The impact on the United States: China’s latest actions and the US government’s poor policy choices are affecting US businesses. “First, China would have to overcome formidable obstacles to join the CPTPP. This should convince the current CPTPP governments that have persistent differences with China or question its willingness to join, ”said John Murphy, senior vice president for international policy at the US Chamber of Commerce. United, in an interview. “It would have to undertake deep reforms of its system of state capitalism and regulation to respect the terms of the pact and convince the other parties that it has done so. However, if Beijing were to overcome these hurdles, Chinese companies would gain substantial advantages over their US competitors in terms of accessing Asia-Pacific markets. “

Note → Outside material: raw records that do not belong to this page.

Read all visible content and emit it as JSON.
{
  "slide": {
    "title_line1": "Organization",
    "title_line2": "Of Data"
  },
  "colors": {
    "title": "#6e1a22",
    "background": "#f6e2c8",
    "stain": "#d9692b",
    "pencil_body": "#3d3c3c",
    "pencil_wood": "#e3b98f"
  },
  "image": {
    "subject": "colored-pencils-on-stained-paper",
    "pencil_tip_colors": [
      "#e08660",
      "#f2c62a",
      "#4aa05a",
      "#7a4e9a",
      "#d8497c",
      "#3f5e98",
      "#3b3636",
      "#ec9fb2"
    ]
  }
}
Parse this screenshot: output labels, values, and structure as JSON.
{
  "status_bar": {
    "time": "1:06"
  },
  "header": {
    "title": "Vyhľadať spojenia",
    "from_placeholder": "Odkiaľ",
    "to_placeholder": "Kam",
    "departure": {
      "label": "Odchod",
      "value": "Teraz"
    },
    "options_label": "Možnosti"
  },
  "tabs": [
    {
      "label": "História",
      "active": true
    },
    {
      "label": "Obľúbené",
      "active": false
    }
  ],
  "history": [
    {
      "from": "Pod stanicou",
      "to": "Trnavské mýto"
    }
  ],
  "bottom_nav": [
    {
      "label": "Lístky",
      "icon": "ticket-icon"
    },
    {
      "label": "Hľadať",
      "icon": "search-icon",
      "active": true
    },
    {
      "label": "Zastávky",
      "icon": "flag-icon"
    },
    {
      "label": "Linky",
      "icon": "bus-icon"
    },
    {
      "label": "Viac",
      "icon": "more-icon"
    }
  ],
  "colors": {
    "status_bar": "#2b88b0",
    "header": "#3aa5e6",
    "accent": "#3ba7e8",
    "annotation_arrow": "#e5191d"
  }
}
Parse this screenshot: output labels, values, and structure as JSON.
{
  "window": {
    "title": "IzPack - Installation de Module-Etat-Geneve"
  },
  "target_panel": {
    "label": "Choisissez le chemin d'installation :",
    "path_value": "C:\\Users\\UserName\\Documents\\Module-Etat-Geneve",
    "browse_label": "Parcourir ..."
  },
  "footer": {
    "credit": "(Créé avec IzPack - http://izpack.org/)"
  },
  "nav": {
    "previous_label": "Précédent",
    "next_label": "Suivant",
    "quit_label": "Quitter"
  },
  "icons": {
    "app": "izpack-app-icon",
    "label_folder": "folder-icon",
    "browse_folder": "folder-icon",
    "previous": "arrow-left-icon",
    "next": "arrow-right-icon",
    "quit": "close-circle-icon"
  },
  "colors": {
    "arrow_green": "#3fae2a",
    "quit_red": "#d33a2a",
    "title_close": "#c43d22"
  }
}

Murphy notes, “The United States would face a significant setback in its efforts to shape the international economic landscape to support our values and interests. These dynamics point to the risk that Washington’s trade inaction will severely damage American competitiveness and the long-term prospects of American workers and businesses.
Joining the Asia-Pacific trade pact is a priority for the Chinese leadership. “China’s candidacy to join the CPTPP is not a spontaneous decision but has taken a long time to prepare,” said Gao and Zhou. “Since 2013, China has carefully studied the CPTPP, including its predecessor the Trans-Pacific Partnership (TPP). Last November, President Xi officially confirmed China’s intention to join the pact. In the long term, China’s accession could further consolidate Asia-Pacific’s role as the world’s largest economic bloc, with CPTPP and RCEP [Regional Comprehensive Economic Partnership Agreement] play complementary roles to further stimulate growth in the region.
The Trump administration’s trade policy was a story of inflicting great damage and achieving little success. The administration imposed tariffs on $ 350 billion in imports from China. The Congressional Budget Office estimated Trump tariffs cost the average American household more than $ 1,200 per year. The Biden administration maintained the tariffs.
Trump’s trade policies, especially tariffs on steel and aluminum, cost many manufacturing workers their jobs. The tariffs also resulted in the loss of an estimated $ 1.7 trillion market value by companies listed on the US stock exchange, according to research by Mary Amiti, an economist at the Federal Reserve Bank of New York, and Columbia University economists Sang Hoon Kong and David Weinstein.
The Trump administration’s trade policies have hurt consumers and businesses and have failed to meet their stated goals with China or the United States’ other trading partners. Donald Trump’s decision to withdraw the United States from the Trans-Pacific Partnership has created an opening for China and will continue to disadvantage American workers and businesses.